Good news everybody! I applied to and was accepted by an online newspaper, so I will be paid to publish these beer blogs. I'll still do them here, of course, and the Elliquiy versions will probably be better because I won't have to censor myself and can write in the 1st person, but I'm happy about getting paid to do two things I love to do anyway-- drink and write (granted, it'll only be about $4 an article, so I'll definitely be splitting them up into one beer per review for that site. If anyone wants to help me out, just give me permission to PM you with the link to the site. Each click earns me a little money, as does the length of time spent on the page).
Imogen- Damnit, I saw and had the chance to pick up a Grolsch just three hours ago! Instead, I picked up the following:-Becks German Pilsener -Bass Bass Pale Ale
(thanks to Kurzyk for the recommendation for both Bass and Becks)-La Fin Du Monde
(a critically-acclaimed Tripel from Canada)-Erdinger Hefeweizen
(thanks to Arhys for convincing me to buy one)-Sapporo Draft
(A Japanese Rice Lager)-Bohemia
(Another German Pilsener...from Mexico; sorry Lord Mayerling, but I promise that Negra Modelo is on the top of my list of beers to pick up!)
So that's Germany, England, Canada, Japan, and Mexico; I decided to go multicultural with today's six pack.
Aiden-- Answered you in PM.
Imogen and Neroon- Honestly y'all, I couldn't find a single one of those beers at my local specialty store aside from the Samuel Smiths; however, a fellow BeerAdvocate just informed me of another specialty store in the city next door, so I will definitely investigate that one as well.
Alright, I know I said that I would take the next few days off, but I wasn't lying in the first post about being an inveterate imbiber, so I bring you a bonus beer for the week!
Tonight's offering is Three Philosophers Belgian Style Blend
by Brewery Ommegang.
Brewed by:Brewery Ommegang
New York, United States
There are a subset of Belgian Strong Ales that go in a particular order based on ABV and flavor (and, of course, amount and ratio of ingredients), all of which were and still are inspired by and based on the old Trappist ales mentioned earlier in this blog
. Those styles are Dubbel, Tripel, and Quadrupel. Give yourself a pat on the back if you figured that Quadrupel was the strongest. Quadrupels generally have the highest alcohol by volume and the strongest flavor of dark fruit and sweet malt. This particular Quadrupel is unique in that it is, according to the label, 98% Belgian Ale and 2% Ale with cherries. It's an unusual notion, but because most Belgian ales have fruit-flavors and fruity esters to begin with, I suppose it makes sense to compliment the dark fruit flavors of a Belgian Strong Dark Ale/ Quadrupel with a dark fruit ale.

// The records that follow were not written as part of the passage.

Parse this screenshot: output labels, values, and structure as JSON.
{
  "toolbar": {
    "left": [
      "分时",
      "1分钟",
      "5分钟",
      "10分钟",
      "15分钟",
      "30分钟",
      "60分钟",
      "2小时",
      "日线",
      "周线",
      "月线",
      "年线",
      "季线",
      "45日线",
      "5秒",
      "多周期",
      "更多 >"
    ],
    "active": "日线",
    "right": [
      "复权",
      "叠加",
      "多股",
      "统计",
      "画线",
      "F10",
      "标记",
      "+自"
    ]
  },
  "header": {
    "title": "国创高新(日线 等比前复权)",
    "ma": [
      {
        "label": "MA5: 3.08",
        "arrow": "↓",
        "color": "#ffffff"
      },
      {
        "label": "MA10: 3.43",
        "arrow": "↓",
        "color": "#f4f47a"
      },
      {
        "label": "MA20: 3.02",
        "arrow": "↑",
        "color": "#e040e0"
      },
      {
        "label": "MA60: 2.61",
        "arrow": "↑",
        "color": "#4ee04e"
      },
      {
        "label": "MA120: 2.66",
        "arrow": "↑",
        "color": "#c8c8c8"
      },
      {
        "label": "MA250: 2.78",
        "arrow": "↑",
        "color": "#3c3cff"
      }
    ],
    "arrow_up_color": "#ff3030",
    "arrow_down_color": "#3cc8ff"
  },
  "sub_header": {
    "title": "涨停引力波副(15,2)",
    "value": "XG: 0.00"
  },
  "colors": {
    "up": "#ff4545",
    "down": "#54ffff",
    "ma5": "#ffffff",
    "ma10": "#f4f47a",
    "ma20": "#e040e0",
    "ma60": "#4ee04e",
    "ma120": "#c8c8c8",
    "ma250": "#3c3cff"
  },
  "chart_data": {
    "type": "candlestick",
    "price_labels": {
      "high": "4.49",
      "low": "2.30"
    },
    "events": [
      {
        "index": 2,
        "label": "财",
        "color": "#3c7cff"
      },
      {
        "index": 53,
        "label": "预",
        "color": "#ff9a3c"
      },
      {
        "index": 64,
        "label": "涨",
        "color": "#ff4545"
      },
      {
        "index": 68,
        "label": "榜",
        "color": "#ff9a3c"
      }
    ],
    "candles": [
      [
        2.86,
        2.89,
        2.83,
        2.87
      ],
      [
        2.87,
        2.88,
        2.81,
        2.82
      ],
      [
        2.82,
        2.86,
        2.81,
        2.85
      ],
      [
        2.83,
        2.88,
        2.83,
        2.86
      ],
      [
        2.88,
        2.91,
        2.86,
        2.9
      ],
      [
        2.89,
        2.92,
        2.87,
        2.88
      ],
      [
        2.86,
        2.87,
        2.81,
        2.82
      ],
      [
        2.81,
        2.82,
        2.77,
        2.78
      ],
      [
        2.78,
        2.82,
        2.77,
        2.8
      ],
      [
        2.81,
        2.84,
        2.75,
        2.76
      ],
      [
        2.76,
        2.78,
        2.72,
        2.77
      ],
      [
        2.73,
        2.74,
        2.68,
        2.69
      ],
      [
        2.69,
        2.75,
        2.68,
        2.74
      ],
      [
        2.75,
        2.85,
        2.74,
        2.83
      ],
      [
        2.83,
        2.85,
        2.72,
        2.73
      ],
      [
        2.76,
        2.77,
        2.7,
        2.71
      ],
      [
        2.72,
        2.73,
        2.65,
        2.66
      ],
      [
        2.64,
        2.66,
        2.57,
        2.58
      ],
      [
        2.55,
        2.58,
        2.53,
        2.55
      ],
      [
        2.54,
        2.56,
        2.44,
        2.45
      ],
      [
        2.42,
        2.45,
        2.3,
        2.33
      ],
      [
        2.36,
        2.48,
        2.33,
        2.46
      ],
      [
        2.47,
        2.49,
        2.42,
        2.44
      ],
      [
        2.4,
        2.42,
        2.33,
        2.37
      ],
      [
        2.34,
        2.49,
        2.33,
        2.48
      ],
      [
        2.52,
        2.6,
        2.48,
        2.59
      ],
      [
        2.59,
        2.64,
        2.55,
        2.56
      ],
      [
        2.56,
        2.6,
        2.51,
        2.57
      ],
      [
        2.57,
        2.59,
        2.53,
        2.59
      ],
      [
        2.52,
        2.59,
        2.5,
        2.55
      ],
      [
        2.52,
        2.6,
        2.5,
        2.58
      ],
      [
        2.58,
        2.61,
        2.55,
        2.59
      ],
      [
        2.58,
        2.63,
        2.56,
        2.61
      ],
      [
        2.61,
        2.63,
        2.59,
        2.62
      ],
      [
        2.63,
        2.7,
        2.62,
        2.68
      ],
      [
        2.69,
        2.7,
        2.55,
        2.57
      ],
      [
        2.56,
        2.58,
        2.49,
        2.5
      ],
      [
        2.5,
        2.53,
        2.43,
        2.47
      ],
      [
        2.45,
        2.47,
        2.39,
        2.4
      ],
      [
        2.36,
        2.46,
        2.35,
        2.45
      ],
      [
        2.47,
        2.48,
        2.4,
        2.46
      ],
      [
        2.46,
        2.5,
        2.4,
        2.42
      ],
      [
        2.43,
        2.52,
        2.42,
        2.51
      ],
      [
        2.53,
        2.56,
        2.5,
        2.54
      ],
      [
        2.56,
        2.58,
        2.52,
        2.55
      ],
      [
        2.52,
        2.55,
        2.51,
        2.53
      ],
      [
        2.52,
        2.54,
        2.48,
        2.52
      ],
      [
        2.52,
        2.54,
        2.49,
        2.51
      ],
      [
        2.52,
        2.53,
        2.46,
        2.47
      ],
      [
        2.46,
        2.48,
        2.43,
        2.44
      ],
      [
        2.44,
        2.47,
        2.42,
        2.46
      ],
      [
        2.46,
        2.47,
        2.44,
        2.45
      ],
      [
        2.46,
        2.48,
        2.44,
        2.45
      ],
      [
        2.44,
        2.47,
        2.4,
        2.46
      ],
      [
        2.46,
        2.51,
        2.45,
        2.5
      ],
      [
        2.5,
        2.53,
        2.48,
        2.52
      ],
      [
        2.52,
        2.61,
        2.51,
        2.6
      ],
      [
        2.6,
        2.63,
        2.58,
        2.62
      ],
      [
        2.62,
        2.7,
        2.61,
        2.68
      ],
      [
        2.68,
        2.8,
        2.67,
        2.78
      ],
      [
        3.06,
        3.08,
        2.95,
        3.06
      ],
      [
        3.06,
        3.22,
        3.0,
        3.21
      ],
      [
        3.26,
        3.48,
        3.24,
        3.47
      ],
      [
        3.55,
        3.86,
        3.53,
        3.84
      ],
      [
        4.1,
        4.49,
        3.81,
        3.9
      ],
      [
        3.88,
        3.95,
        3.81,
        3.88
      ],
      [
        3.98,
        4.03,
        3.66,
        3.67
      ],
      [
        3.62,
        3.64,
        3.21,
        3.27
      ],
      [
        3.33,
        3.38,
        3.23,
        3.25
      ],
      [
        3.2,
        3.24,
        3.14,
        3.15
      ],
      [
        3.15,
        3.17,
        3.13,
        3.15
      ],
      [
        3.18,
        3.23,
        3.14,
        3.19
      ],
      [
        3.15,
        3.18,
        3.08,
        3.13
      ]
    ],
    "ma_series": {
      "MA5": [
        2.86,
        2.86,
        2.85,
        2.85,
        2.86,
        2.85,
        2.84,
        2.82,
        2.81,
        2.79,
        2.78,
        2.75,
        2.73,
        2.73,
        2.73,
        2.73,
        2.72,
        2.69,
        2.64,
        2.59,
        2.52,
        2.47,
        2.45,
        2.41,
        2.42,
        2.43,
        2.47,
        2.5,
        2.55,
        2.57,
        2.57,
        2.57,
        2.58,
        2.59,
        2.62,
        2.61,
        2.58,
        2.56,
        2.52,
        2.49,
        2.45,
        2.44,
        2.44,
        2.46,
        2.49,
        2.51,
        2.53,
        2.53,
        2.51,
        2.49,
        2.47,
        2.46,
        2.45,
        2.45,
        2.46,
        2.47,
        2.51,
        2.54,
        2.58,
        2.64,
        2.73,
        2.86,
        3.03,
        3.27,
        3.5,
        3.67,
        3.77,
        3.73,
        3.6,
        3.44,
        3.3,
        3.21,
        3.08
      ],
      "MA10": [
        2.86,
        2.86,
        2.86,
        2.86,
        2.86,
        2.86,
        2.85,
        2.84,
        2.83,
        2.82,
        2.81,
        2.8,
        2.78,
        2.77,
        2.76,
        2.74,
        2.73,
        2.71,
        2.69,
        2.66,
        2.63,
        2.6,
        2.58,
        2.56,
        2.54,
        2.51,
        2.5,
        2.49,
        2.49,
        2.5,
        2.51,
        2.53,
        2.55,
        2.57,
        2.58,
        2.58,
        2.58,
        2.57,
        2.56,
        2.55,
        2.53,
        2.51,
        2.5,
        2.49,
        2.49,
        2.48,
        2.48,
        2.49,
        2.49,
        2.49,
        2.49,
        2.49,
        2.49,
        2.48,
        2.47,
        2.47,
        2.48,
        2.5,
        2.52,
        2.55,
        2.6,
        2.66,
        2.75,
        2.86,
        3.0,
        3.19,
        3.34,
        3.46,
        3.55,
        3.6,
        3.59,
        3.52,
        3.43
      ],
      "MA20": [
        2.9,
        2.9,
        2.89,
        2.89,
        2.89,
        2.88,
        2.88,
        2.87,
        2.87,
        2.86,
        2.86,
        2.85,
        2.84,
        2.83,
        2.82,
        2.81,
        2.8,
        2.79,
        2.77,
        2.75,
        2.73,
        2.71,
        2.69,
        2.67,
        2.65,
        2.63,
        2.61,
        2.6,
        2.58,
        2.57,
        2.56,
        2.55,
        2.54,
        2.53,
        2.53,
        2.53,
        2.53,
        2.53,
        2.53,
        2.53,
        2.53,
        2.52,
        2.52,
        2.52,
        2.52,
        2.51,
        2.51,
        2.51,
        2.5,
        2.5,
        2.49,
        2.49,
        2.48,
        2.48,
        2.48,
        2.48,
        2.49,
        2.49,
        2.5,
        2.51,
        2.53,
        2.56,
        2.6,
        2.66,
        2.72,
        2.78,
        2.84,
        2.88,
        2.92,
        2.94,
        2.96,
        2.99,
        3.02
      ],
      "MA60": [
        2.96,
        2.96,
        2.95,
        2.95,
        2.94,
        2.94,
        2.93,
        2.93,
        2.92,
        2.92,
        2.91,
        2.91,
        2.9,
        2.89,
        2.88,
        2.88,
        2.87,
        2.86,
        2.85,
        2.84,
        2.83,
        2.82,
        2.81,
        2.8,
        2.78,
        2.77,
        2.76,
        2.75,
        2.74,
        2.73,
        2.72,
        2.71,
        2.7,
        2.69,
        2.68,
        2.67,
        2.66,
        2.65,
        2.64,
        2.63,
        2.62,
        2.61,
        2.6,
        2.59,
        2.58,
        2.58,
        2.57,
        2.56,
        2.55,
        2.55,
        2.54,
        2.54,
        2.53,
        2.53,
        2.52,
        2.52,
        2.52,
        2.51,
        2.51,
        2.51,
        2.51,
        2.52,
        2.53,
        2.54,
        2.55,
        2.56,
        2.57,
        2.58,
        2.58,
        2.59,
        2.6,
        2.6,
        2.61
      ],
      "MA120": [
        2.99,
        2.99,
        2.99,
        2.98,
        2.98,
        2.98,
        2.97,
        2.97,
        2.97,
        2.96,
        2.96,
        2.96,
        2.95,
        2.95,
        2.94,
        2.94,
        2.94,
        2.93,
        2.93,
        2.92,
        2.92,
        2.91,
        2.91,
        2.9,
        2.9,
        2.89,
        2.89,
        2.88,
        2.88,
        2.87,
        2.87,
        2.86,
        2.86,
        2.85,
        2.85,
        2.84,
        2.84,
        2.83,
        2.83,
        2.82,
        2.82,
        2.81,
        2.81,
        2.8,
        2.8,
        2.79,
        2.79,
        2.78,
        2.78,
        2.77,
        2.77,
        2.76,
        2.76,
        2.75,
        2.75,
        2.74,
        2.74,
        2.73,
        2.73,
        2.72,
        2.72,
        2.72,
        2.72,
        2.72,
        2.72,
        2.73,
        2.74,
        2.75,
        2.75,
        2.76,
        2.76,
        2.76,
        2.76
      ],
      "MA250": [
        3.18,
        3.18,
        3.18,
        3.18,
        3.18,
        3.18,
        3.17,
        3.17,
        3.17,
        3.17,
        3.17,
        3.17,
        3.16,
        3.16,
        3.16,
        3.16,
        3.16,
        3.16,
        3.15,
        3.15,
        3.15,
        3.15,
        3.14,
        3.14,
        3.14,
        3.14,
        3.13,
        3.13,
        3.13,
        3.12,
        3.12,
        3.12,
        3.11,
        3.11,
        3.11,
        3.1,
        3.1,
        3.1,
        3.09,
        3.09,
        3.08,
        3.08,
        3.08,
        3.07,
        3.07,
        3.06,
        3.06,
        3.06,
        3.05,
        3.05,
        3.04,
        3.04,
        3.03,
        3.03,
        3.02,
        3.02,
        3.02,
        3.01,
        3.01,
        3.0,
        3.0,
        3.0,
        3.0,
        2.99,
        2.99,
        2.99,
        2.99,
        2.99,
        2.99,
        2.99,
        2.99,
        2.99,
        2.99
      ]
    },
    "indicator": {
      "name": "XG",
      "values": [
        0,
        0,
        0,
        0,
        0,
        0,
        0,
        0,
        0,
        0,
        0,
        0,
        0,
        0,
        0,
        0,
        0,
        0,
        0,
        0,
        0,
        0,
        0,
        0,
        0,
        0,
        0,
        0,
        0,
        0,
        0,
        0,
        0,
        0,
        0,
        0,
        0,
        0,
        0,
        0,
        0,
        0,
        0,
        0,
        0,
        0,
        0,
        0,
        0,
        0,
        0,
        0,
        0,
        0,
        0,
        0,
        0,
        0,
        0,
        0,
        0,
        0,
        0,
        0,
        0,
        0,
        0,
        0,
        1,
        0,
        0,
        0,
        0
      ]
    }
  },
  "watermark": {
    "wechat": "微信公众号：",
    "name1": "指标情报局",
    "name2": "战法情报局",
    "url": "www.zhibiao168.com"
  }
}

Poured from a 750ml bottle into a snifter. No freshness date provided, but this kind of brew could easily age for a year or two.Appearance-
4 out of 5. The deep ruby color is somewhat cloudy in the first glass and very cloudy in the second due to the yeast from the bottom being poured into the glass. It is very reminiscent of cherry skin held up to a light, which I suspect is a sign of things to come. The off-white head was two fingers tall and medium in body but left wonderful lacing all around the glass.Smell-
4 out of 5. Dark fruit, light malt, and cherries dominate the nose of this beer. A deeper whiff brings hints of alcohol and hops, but the overall scent is sweet.Taste-
4 out of 5. Sweet and smooth. The cherry ale may only embody 2% of the overall volume, but it definitely dominates the taste. Creamy yeast flows along the tongue, bringing tastes of sweet malt and a bit of brown sugar. Gentle hops tingle on the back of the tongue before giving way to a long-lasting sweet aftertaste. There's a reason that the word "sweet" is in five of the six sentences of this part of the review; that aspect best characterizes the taste. It's not bad at all, but it should be avoided if you don't have a taste for beers on the sweeter side of the fermented spectrum.Mouthfeel-
4 out of 5. Medium and creamy, not at all crisp but pleasant on the tongue. The alcohol is warming but otherwise unnoticeable.Drinkability-
4 out of 5. This is an interesting change of pace from typical quadrupels, but it's only for those who can handle a burst of sweetness that's almost like a bunch of gang-banging cherries orgasmically exploding in your mouth. I could down easily down the whole 750ml bottle, but this beer deserves to at least be sipped frequently instead of outright chugged.
Overall, a B. It's a novel idea, and I appreciate it, but the next Quadrupel to appear in this blog will be the iconic, true Quadrupel, St. Bernardus Abt 12
Will- Sorry bud, but this beer is not meant for your deep, brooding taste-buds.